» WHAT IS REQUIRED
Retype the records exactly, with nothing added or dropped.

» SOURCE DATA
§
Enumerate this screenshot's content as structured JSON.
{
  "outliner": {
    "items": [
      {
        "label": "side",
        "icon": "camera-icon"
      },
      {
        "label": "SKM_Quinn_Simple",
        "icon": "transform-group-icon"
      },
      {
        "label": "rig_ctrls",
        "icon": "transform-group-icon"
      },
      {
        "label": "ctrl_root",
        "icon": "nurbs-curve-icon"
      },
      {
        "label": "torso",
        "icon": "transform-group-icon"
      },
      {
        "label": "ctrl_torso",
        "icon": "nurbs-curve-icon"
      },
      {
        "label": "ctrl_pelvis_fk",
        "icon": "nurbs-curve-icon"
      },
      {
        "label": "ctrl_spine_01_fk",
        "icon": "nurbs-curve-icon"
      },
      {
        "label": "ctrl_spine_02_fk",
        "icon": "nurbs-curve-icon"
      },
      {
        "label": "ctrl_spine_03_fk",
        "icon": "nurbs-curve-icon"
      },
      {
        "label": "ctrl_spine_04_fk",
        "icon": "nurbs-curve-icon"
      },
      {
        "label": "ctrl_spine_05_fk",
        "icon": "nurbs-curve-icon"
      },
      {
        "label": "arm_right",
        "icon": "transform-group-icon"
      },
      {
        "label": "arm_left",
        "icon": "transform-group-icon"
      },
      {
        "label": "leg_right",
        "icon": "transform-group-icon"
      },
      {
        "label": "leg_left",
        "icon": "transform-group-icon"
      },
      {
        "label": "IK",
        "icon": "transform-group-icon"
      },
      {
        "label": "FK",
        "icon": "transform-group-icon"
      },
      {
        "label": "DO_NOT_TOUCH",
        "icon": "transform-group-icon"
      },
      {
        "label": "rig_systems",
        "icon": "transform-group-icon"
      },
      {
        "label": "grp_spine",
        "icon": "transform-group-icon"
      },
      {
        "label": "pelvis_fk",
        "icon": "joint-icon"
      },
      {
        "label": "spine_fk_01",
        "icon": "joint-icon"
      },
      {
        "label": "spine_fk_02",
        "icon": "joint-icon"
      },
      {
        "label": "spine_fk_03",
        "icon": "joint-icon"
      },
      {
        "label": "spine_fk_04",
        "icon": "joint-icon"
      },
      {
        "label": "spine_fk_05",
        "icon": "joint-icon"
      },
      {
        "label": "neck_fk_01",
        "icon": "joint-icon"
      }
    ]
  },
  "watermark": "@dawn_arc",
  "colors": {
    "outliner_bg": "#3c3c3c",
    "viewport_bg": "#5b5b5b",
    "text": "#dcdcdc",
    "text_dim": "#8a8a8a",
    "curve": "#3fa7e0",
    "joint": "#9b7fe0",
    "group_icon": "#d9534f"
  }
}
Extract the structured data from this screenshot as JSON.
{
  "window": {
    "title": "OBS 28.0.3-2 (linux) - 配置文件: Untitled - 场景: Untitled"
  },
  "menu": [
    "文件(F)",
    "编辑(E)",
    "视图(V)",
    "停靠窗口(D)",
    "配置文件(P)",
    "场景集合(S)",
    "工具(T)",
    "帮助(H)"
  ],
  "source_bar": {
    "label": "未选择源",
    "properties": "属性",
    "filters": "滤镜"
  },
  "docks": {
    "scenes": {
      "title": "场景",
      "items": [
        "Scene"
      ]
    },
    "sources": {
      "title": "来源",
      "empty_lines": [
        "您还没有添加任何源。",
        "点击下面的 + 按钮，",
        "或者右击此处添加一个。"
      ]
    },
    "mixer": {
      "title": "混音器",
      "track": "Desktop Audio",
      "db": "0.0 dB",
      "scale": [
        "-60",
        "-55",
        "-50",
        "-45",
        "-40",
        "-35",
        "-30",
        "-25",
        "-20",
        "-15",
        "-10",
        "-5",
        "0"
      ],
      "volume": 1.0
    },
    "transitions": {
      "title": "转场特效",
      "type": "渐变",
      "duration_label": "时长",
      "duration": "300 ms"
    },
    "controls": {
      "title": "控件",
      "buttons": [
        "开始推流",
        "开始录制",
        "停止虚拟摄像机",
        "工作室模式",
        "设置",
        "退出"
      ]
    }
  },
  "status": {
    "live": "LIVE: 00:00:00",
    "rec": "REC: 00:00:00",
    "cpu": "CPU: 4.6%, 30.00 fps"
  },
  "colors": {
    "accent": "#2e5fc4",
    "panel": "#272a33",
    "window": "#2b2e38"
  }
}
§
» OUTPUT
Enumerate this screenshot's content as structured JSON.
{
  "outliner": {
    "items": [
      {
        "label": "side",
        "icon": "camera-icon"
      },
      {
        "label": "SKM_Quinn_Simple",
        "icon": "transform-group-icon"
      },
      {
        "label": "rig_ctrls",
        "icon": "transform-group-icon"
      },
      {
        "label": "ctrl_root",
        "icon": "nurbs-curve-icon"
      },
      {
        "label": "torso",
        "icon": "transform-group-icon"
      },
      {
        "label": "ctrl_torso",
        "icon": "nurbs-curve-icon"
      },
      {
        "label": "ctrl_pelvis_fk",
        "icon": "nurbs-curve-icon"
      },
      {
        "label": "ctrl_spine_01_fk",
        "icon": "nurbs-curve-icon"
      },
      {
        "label": "ctrl_spine_02_fk",
        "icon": "nurbs-curve-icon"
      },
      {
        "label": "ctrl_spine_03_fk",
        "icon": "nurbs-curve-icon"
      },
      {
        "label": "ctrl_spine_04_fk",
        "icon": "nurbs-curve-icon"
      },
      {
        "label": "ctrl_spine_05_fk",
        "icon": "nurbs-curve-icon"
      },
      {
        "label": "arm_right",
        "icon": "transform-group-icon"
      },
      {
        "label": "arm_left",
        "icon": "transform-group-icon"
      },
      {
        "label": "leg_right",
        "icon": "transform-group-icon"
      },
      {
        "label": "leg_left",
        "icon": "transform-group-icon"
      },
      {
        "label": "IK",
        "icon": "transform-group-icon"
      },
      {
        "label": "FK",
        "icon": "transform-group-icon"
      },
      {
        "label": "DO_NOT_TOUCH",
        "icon": "transform-group-icon"
      },
      {
        "label": "rig_systems",
        "icon": "transform-group-icon"
      },
      {
        "label": "grp_spine",
        "icon": "transform-group-icon"
      },
      {
        "label": "pelvis_fk",
        "icon": "joint-icon"
      },
      {
        "label": "spine_fk_01",
        "icon": "joint-icon"
      },
      {
        "label": "spine_fk_02",
        "icon": "joint-icon"
      },
      {
        "label": "spine_fk_03",
        "icon": "joint-icon"
      },
      {
        "label": "spine_fk_04",
        "icon": "joint-icon"
      },
      {
        "label": "spine_fk_05",
        "icon": "joint-icon"
      },
      {
        "label": "neck_fk_01",
        "icon": "joint-icon"
      }
    ]
  },
  "watermark": "@dawn_arc",
  "colors": {
    "outliner_bg": "#3c3c3c",
    "viewport_bg": "#5b5b5b",
    "text": "#dcdcdc",
    "text_dim": "#8a8a8a",
    "curve": "#3fa7e0",
    "joint": "#9b7fe0",
    "group_icon": "#d9534f"
  }
}
Extract the structured data from this screenshot as JSON.
{
  "window": {
    "title": "OBS 28.0.3-2 (linux) - 配置文件: Untitled - 场景: Untitled"
  },
  "menu": [
    "文件(F)",
    "编辑(E)",
    "视图(V)",
    "停靠窗口(D)",
    "配置文件(P)",
    "场景集合(S)",
    "工具(T)",
    "帮助(H)"
  ],
  "source_bar": {
    "label": "未选择源",
    "properties": "属性",
    "filters": "滤镜"
  },
  "docks": {
    "scenes": {
      "title": "场景",
      "items": [
        "Scene"
      ]
    },
    "sources": {
      "title": "来源",
      "empty_lines": [
        "您还没有添加任何源。",
        "点击下面的 + 按钮，",
        "或者右击此处添加一个。"
      ]
    },
    "mixer": {
      "title": "混音器",
      "track": "Desktop Audio",
      "db": "0.0 dB",
      "scale": [
        "-60",
        "-55",
        "-50",
        "-45",
        "-40",
        "-35",
        "-30",
        "-25",
        "-20",
        "-15",
        "-10",
        "-5",
        "0"
      ],
      "volume": 1.0
    },
    "transitions": {
      "title": "转场特效",
      "type": "渐变",
      "duration_label": "时长",
      "duration": "300 ms"
    },
    "controls": {
      "title": "控件",
      "buttons": [
        "开始推流",
        "开始录制",
        "停止虚拟摄像机",
        "工作室模式",
        "设置",
        "退出"
      ]
    }
  },
  "status": {
    "live": "LIVE: 00:00:00",
    "rec": "REC: 00:00:00",
    "cpu": "CPU: 4.6%, 30.00 fps"
  },
  "colors": {
    "accent": "#2e5fc4",
    "panel": "#272a33",
    "window": "#2b2e38"
  }
}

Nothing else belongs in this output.